-------- Data to examine

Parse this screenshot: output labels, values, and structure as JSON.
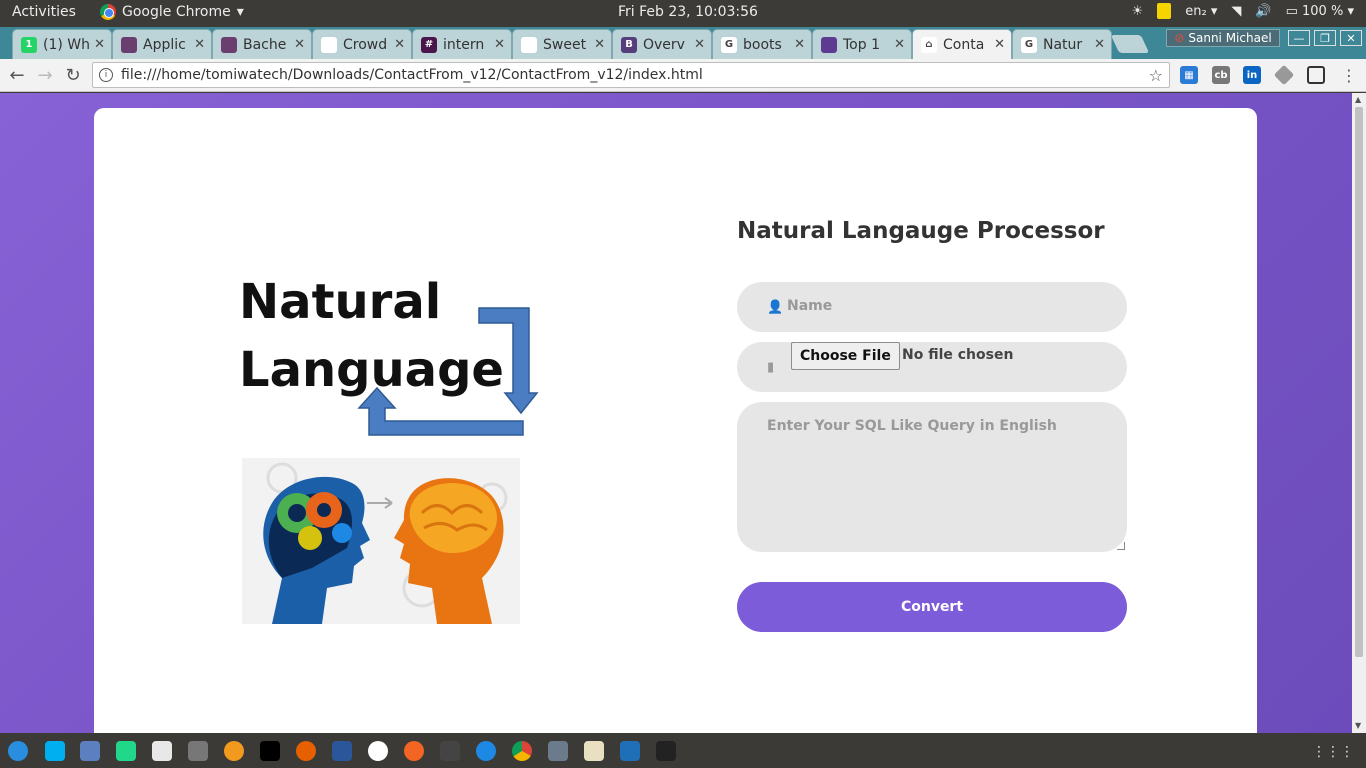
{
  "system": {
    "activities": "Activities",
    "app_name": "Google Chrome",
    "clock": "Fri Feb 23, 10:03:56",
    "lang": "en₂",
    "battery": "100 %"
  },
  "tabs": [
    {
      "title": "(1) Wh",
      "color": "#25d366",
      "glyph": "1"
    },
    {
      "title": "Applic",
      "color": "#6a3f6f",
      "glyph": ""
    },
    {
      "title": "Bache",
      "color": "#6a3f6f",
      "glyph": ""
    },
    {
      "title": "Crowd",
      "color": "#ffffff",
      "glyph": ""
    },
    {
      "title": "intern",
      "color": "#4a154b",
      "glyph": "#"
    },
    {
      "title": "Sweet",
      "color": "#ffffff",
      "glyph": ""
    },
    {
      "title": "Overv",
      "color": "#563d7c",
      "glyph": "B"
    },
    {
      "title": "boots",
      "color": "#ffffff",
      "glyph": "G"
    },
    {
      "title": "Top 1",
      "color": "#5c3b90",
      "glyph": ""
    },
    {
      "title": "Conta",
      "color": "#ffffff",
      "glyph": "⌂",
      "active": true
    },
    {
      "title": "Natur",
      "color": "#ffffff",
      "glyph": "G"
    }
  ],
  "profile_name": "Sanni Michael",
  "url": "file:///home/tomiwatech/Downloads/ContactFrom_v12/ContactFrom_v12/index.html",
  "hero": {
    "line1": "Natural",
    "line2": "Language"
  },
  "form": {
    "title": "Natural Langauge Processor",
    "name_placeholder": "Name",
    "file_button": "Choose File",
    "file_status": "No file chosen",
    "query_placeholder": "Enter Your SQL Like Query in English",
    "submit": "Convert"
  },
  "colors": {
    "accent": "#7c5cd8",
    "background": "#8662d6"
  }
}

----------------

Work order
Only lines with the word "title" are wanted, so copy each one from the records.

Solved exercise
      "title": "(1) Wh",
      "title": "Applic",
      "title": "Bache",
      "title": "Crowd",
      "title": "intern",
      "title": "Sweet",
      "title": "Overv",
      "title": "boots",
      "title": "Top 1",
      "title": "Conta",
      "title": "Natur",
    "title": "Natural Langauge Processor",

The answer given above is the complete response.